PROBLEM> Search the records below for the word "avatar", then return every line where it appears.

[Records from a collection]
********************

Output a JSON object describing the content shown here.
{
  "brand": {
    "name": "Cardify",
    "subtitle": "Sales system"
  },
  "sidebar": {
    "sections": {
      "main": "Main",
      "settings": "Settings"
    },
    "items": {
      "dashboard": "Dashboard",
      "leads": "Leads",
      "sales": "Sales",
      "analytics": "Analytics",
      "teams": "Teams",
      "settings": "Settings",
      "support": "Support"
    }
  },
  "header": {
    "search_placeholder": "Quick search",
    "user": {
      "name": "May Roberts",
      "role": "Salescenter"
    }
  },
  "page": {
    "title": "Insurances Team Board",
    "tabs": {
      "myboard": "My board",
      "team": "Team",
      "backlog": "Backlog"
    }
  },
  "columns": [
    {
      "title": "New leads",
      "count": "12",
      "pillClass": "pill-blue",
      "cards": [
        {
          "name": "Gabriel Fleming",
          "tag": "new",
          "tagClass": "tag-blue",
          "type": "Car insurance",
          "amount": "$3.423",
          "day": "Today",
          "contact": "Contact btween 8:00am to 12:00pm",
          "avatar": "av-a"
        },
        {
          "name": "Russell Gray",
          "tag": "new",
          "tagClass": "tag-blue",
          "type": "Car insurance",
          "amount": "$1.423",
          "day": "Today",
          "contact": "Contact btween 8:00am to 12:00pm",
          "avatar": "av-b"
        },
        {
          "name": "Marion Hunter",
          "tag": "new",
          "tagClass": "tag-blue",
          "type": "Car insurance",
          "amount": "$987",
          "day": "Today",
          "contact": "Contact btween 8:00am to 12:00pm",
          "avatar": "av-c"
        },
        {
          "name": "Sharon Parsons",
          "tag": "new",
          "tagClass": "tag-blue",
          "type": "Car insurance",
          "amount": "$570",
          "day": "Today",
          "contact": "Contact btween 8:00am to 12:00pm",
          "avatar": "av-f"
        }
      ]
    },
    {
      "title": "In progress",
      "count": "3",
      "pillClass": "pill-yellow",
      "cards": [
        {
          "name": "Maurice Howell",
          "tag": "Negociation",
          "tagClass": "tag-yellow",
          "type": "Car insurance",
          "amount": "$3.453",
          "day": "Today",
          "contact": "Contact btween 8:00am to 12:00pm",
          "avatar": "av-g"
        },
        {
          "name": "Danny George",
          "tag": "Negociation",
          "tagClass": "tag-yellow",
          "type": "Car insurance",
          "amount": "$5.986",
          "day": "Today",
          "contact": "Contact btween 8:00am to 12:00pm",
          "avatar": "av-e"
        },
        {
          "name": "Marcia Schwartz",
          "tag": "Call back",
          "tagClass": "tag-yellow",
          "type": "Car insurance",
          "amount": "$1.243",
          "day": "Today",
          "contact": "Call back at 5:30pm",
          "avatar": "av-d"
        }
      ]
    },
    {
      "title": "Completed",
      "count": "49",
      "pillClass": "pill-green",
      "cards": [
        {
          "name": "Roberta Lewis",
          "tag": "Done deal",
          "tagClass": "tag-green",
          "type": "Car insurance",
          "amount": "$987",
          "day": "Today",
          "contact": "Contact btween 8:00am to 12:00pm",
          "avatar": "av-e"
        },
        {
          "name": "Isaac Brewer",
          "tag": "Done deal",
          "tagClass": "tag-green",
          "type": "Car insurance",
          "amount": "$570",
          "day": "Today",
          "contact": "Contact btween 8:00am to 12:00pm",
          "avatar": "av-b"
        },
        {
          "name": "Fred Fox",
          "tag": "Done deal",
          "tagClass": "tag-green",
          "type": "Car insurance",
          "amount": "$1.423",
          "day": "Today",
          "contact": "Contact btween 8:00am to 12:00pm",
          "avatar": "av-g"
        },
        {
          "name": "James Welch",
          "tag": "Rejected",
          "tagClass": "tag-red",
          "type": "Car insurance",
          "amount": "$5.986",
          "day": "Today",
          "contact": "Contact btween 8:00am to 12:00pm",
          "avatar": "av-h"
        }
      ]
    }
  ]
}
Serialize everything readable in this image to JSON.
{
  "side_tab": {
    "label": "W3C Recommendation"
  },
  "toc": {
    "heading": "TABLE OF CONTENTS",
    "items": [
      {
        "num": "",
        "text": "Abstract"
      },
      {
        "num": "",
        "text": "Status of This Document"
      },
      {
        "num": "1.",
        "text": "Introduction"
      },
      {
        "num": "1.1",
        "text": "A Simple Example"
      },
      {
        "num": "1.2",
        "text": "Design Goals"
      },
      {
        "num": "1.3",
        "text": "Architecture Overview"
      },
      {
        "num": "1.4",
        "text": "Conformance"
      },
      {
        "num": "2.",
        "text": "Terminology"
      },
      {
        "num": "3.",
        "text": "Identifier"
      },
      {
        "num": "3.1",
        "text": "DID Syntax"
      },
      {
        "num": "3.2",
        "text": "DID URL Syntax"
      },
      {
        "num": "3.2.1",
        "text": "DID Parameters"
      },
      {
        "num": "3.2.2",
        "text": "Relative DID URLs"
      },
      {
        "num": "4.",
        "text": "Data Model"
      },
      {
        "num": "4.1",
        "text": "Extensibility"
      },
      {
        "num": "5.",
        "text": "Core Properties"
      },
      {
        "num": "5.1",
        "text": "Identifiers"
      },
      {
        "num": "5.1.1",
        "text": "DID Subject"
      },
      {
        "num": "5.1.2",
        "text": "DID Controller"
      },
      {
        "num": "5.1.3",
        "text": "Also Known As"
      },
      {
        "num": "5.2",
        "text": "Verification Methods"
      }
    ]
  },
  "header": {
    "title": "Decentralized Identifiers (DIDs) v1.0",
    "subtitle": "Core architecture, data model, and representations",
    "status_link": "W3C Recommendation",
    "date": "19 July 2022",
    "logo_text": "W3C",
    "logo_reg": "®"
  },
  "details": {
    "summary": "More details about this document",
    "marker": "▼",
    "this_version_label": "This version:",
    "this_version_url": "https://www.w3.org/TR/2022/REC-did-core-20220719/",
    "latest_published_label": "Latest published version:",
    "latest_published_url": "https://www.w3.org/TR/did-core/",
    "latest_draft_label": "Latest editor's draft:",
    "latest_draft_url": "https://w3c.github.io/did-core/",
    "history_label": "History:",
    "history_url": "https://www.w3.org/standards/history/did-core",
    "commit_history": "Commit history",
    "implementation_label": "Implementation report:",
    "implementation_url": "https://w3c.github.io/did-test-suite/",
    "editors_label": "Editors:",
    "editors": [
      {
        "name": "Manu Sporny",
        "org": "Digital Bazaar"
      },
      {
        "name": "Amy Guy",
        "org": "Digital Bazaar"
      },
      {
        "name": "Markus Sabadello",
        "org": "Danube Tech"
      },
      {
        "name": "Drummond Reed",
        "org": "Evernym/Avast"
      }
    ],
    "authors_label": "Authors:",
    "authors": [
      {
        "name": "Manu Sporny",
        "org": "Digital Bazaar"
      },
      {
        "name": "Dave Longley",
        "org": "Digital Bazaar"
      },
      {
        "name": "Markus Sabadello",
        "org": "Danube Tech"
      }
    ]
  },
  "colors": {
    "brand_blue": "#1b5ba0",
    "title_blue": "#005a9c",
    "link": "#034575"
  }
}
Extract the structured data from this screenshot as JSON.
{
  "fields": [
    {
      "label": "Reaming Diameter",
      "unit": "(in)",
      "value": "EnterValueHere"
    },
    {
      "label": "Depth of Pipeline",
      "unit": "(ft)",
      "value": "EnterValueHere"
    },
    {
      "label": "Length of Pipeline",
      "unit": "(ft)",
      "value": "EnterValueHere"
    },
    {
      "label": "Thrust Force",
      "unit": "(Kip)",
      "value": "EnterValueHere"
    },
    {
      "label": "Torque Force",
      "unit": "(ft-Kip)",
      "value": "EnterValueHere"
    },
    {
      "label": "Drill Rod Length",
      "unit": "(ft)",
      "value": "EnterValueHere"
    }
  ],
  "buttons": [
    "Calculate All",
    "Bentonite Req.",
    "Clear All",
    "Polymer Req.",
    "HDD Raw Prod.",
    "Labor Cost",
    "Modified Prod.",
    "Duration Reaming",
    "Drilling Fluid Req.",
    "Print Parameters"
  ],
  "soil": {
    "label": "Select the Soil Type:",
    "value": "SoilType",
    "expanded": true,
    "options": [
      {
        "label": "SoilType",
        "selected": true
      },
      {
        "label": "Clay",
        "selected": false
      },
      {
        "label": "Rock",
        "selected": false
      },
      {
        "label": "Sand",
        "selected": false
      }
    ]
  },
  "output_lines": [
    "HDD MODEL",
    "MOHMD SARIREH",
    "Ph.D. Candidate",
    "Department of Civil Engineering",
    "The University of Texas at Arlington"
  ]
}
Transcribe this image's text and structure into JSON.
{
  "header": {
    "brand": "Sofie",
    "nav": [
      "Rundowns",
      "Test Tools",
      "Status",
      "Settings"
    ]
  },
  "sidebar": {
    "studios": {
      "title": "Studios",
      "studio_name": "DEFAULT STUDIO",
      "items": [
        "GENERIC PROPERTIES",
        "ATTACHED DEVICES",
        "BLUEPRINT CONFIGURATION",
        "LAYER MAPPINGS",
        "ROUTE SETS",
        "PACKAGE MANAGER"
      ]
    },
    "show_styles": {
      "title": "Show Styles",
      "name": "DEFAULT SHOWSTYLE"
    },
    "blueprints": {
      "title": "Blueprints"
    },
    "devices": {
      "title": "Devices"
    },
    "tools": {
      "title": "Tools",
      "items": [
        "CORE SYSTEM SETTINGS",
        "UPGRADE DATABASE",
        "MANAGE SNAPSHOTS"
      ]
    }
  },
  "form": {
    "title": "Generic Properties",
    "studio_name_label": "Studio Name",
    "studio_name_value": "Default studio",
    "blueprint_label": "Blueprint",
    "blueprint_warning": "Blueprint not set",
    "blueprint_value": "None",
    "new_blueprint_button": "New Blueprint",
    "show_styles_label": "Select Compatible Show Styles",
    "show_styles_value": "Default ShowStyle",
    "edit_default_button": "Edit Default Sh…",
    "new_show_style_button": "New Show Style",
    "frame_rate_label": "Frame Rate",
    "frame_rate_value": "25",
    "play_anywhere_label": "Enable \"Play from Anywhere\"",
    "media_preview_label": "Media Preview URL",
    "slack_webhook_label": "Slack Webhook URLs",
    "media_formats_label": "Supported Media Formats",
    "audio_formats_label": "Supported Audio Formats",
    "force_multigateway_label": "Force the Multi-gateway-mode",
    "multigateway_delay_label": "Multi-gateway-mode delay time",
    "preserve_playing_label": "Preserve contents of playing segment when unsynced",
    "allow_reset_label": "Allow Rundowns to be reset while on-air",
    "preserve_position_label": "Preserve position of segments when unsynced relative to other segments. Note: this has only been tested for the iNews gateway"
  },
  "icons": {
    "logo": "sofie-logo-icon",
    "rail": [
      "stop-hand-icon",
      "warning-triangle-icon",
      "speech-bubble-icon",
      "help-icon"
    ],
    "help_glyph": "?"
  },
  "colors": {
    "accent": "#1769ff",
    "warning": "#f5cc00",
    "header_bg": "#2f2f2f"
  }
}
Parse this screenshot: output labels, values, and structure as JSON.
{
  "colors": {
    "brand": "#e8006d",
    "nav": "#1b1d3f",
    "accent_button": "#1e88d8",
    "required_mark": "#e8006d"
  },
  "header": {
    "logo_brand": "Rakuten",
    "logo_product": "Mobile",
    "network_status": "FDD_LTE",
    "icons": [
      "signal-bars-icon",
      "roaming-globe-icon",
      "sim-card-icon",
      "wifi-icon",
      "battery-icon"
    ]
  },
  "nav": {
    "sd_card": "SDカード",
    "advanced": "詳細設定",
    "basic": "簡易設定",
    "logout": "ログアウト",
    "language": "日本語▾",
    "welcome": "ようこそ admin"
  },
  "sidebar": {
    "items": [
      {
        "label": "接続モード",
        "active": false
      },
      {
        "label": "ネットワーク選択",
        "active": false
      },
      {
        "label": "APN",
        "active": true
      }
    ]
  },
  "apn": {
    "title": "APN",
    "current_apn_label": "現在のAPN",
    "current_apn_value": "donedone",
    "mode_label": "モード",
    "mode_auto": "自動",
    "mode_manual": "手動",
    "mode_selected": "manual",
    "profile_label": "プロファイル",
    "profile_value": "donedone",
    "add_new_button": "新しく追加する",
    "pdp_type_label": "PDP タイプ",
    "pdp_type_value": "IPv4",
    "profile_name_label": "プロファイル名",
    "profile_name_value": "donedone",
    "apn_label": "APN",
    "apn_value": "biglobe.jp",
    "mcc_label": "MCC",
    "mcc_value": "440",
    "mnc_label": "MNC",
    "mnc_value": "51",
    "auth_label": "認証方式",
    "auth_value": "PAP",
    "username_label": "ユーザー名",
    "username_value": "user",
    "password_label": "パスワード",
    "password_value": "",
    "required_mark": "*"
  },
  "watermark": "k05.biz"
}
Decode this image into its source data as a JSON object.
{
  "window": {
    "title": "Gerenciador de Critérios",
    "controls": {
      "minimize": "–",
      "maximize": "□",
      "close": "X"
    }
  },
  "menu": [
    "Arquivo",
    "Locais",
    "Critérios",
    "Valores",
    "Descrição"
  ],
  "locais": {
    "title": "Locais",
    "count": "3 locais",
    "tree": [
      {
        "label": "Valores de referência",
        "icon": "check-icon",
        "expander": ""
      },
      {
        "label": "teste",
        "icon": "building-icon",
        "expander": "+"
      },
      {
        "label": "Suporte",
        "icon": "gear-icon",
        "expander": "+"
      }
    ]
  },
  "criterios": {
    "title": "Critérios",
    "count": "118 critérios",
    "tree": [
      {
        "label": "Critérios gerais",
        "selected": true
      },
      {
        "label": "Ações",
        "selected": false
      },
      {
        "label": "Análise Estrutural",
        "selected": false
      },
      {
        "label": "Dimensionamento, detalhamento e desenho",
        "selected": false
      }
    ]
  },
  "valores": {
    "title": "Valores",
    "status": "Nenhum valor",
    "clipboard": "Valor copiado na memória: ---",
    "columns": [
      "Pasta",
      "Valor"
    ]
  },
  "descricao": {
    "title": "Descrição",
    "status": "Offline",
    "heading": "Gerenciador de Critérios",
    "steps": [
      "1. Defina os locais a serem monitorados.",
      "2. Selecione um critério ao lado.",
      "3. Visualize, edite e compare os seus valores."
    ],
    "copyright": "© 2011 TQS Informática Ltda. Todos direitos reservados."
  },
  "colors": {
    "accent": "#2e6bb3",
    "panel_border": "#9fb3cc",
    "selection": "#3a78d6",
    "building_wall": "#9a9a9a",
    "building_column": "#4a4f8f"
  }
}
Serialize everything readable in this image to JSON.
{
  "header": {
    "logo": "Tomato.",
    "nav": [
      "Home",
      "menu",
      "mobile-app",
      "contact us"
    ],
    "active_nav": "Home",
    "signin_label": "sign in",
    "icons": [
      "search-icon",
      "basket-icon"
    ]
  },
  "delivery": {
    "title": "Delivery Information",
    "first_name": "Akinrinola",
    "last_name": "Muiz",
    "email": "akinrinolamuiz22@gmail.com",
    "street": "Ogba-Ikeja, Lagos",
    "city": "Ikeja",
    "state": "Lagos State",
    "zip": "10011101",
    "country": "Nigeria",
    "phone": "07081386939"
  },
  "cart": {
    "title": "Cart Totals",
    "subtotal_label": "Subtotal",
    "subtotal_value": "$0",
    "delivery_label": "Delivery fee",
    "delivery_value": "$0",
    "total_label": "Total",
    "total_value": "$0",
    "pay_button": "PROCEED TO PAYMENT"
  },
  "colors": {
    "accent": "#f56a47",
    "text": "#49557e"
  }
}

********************

EXERCISE ANSWER>
          "avatar": "av-a"
          "avatar": "av-b"
          "avatar": "av-c"
          "avatar": "av-f"
          "avatar": "av-g"
          "avatar": "av-e"
          "avatar": "av-d"
          "avatar": "av-e"
          "avatar": "av-b"
          "avatar": "av-g"
          "avatar": "av-h"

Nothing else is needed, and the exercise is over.